__WHAT THE TASK ASKS__
Without including the pictures, copy out every line below.

Collection entries:
________________
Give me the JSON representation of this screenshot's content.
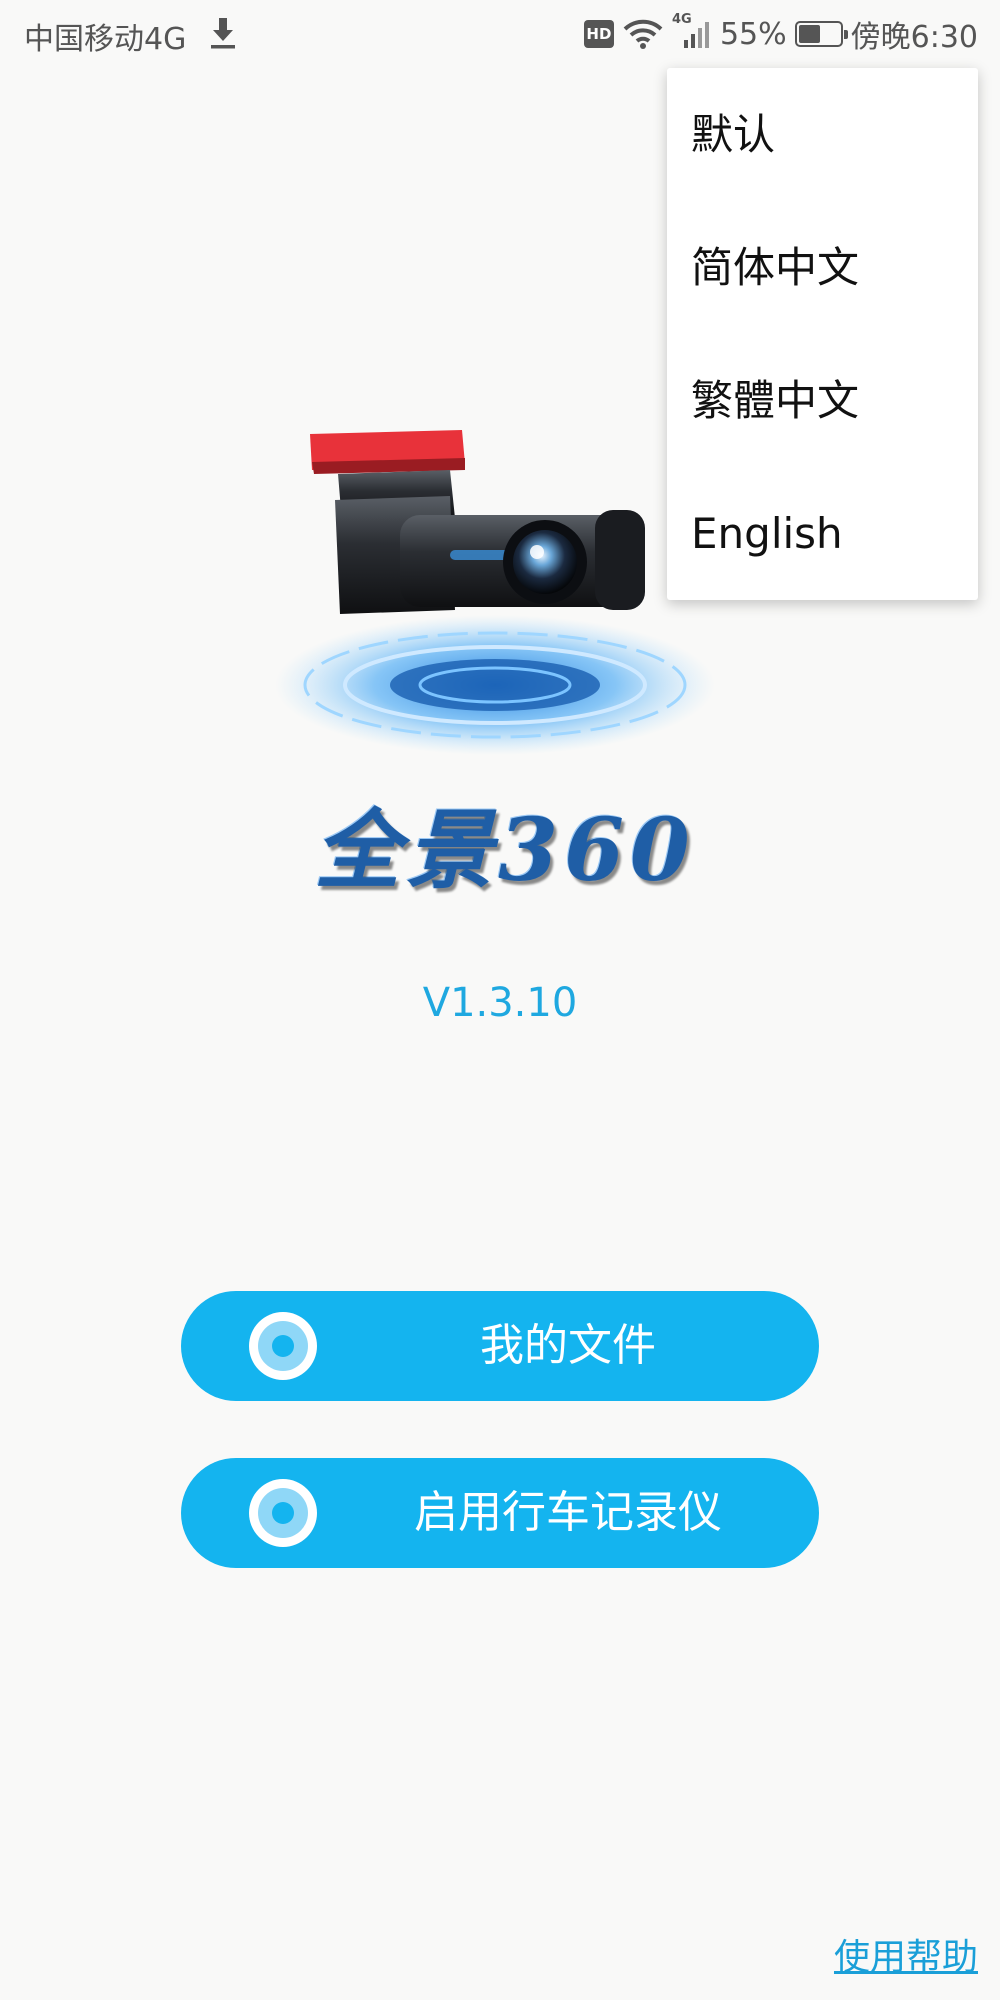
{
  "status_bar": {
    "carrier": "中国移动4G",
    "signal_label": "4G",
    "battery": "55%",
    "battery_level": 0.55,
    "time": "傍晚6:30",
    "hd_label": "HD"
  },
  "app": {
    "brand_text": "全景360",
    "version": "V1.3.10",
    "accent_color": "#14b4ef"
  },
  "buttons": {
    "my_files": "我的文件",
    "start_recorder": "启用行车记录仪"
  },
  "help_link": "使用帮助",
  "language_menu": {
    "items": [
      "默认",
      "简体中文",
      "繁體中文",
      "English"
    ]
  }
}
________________
__RESPONSE AREA__
Give me the JSON representation of this screenshot's content.
{
  "status_bar": {
    "carrier": "中国移动4G",
    "signal_label": "4G",
    "battery": "55%",
    "battery_level": 0.55,
    "time": "傍晚6:30",
    "hd_label": "HD"
  },
  "app": {
    "brand_text": "全景360",
    "version": "V1.3.10",
    "accent_color": "#14b4ef"
  },
  "buttons": {
    "my_files": "我的文件",
    "start_recorder": "启用行车记录仪"
  },
  "help_link": "使用帮助",
  "language_menu": {
    "items": [
      "默认",
      "简体中文",
      "繁體中文",
      "English"
    ]
  }
}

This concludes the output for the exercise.